One unsurprising result of the study was that you could teach students to be phonologically aware and that this instruction improved students’ reading acquisition. In fact, one could say that you really don’t need to teach students phonological awareness unless you want them to learn how to read. Teaching phonological awareness is that important. Not teaching phonological awareness would be like suggesting that one couldn’t learn to swim without getting into some water.
The second result, the one that excited my advisors, was that, while instruction in phonological awareness was critical to early literacy, one could get too much instruction in the area. After a student was sufficiently phonologically aware, continued instruction in hearing sounds within words didn’t just lend no further improvement, it produced an inhibitory effect. In other words, phonological awareness development is essential, but too much of it can actually impede progress.

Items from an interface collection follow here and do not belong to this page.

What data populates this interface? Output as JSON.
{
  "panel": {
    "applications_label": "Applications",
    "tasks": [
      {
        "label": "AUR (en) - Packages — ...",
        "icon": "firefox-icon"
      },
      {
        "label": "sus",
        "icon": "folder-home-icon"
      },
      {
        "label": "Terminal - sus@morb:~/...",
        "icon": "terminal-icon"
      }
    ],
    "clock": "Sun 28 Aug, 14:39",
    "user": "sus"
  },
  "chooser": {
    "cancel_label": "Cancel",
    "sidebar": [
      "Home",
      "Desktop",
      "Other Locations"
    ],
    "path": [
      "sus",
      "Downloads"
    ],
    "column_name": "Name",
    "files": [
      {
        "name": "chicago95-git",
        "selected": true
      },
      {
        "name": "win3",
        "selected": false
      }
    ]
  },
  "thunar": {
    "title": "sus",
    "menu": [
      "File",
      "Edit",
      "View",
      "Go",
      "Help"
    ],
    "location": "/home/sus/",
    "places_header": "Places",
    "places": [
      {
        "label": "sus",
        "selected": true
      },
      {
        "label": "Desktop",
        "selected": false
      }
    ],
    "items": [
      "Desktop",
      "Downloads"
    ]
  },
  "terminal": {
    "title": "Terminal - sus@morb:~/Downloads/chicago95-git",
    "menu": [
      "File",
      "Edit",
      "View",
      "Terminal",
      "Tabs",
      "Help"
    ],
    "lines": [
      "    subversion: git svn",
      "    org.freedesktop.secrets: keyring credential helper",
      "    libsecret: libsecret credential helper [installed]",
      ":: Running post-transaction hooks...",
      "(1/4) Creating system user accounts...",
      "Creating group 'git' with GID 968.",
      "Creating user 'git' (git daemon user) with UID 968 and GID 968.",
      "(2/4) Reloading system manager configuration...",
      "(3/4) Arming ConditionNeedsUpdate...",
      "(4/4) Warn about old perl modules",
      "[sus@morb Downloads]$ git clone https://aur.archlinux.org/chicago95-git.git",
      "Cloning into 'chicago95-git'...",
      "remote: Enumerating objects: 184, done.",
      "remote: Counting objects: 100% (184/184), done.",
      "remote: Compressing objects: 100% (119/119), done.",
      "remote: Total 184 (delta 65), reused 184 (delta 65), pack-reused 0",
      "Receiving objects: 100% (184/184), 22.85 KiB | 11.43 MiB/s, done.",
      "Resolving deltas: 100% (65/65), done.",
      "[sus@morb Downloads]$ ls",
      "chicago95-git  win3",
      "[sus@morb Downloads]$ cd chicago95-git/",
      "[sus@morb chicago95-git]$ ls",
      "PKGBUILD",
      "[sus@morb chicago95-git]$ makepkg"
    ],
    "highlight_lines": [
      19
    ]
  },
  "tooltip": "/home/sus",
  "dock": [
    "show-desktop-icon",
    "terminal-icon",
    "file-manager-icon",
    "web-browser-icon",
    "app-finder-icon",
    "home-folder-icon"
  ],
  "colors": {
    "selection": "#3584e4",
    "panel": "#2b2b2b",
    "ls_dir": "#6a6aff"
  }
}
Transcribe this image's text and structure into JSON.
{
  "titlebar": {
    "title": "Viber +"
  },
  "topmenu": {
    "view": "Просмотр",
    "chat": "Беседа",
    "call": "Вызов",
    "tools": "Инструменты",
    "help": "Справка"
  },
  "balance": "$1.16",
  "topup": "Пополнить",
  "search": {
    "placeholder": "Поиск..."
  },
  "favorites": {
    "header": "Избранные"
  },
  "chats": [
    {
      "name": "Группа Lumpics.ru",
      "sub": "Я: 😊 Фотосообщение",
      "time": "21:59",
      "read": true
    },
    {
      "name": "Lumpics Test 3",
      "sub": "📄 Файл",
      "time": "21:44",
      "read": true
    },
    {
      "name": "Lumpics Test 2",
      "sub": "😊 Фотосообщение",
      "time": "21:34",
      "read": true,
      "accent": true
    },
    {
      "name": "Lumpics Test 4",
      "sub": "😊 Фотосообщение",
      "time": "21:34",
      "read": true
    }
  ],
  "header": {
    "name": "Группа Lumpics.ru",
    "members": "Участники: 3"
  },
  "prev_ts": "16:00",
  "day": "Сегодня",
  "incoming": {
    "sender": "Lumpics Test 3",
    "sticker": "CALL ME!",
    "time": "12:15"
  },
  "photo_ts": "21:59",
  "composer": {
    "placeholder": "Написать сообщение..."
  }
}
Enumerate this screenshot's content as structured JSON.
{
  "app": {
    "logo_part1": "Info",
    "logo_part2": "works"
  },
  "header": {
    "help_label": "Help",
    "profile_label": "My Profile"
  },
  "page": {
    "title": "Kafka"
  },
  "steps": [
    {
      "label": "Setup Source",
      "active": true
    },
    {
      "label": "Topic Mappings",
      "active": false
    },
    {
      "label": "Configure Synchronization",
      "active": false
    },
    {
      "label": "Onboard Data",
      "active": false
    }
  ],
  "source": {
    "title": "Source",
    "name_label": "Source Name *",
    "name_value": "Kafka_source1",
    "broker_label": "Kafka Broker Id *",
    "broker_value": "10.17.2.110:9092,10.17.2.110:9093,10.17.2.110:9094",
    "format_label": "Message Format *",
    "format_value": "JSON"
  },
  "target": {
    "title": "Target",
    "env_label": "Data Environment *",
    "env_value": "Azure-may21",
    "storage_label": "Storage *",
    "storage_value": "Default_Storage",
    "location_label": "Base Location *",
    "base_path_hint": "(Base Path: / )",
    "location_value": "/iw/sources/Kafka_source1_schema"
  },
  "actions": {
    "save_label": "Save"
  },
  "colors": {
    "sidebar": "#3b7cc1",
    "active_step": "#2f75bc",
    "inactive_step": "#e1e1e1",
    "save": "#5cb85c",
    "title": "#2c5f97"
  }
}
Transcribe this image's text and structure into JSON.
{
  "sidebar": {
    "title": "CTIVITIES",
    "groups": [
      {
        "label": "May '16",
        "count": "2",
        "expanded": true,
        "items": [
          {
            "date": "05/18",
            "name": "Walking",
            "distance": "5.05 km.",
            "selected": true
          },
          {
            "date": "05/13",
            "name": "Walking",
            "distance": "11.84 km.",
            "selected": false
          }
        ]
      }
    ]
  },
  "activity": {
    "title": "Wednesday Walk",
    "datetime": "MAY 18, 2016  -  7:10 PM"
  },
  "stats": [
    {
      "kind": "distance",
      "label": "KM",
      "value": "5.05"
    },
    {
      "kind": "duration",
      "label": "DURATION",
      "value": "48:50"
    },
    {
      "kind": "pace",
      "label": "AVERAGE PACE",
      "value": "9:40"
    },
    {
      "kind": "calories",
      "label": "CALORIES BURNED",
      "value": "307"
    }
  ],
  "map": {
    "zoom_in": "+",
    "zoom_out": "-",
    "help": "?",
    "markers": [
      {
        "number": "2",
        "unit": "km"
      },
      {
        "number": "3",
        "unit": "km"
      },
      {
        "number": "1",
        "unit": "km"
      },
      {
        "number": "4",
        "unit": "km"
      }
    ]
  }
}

A meta-analysis is a statistical summary of all the statistical research on a topic. In designing a meta-analysis, one must decide whether to include unpublished dissertations. Unlike later meta-analyses of phonological awareness, I chose to include dissertations in my data, which meant that unpublished results were included. I did this to compensate for the publishing world’s bias towards positive results. Perhaps this is why I discovered some potential problems with phonological awareness instruction. In the later (and even current) phonological frenzy, I cringed to see whole classes of third-graders engaged explicit and isolated phonological awareness practice.
I never published these results in a journal, partly because I had toddler twin sons, partly because I knew I wanted to remain a practitioner rather than an academician, partly because I was sick of the topic, and partly because I received a phone call from Linnea Ehri (who's work I was studying) who was also working on a meta-analysis of the phonological awareness research. But these findings have informed my lifetime of work in literacy and have been part of what has driven me to hold tight to systematic instruction in phonological awareness with a balanced perspective of not overdoing it.
On one side of the current (and historical) debate, it is easy for phonological awareness instruction to be spotty and random, if at all, which I have continued to see as problematic even when mine wasn’t a popular perspective among some in the “balanced literacy” community. On the other side of the debate, it is easy for phonological awareness instruction to be overdone, which I have also continued to see as problematic even when perspective was unpopular among “the science of reading” community (even before it was called that).
If you are convinced that something is THE key to literacy, whether contextualizing work with sounds and the print system that lays over them or explicitly teaching students the bits and pieces of our orthographic system, be careful not to push this certainty to extremes such that your reasonable conviction (and both convictions are reasonable) becomes the Achilles heel of your instruction.
Dr. Jan Burkins is a full-time writer, consultant, and professional development provider.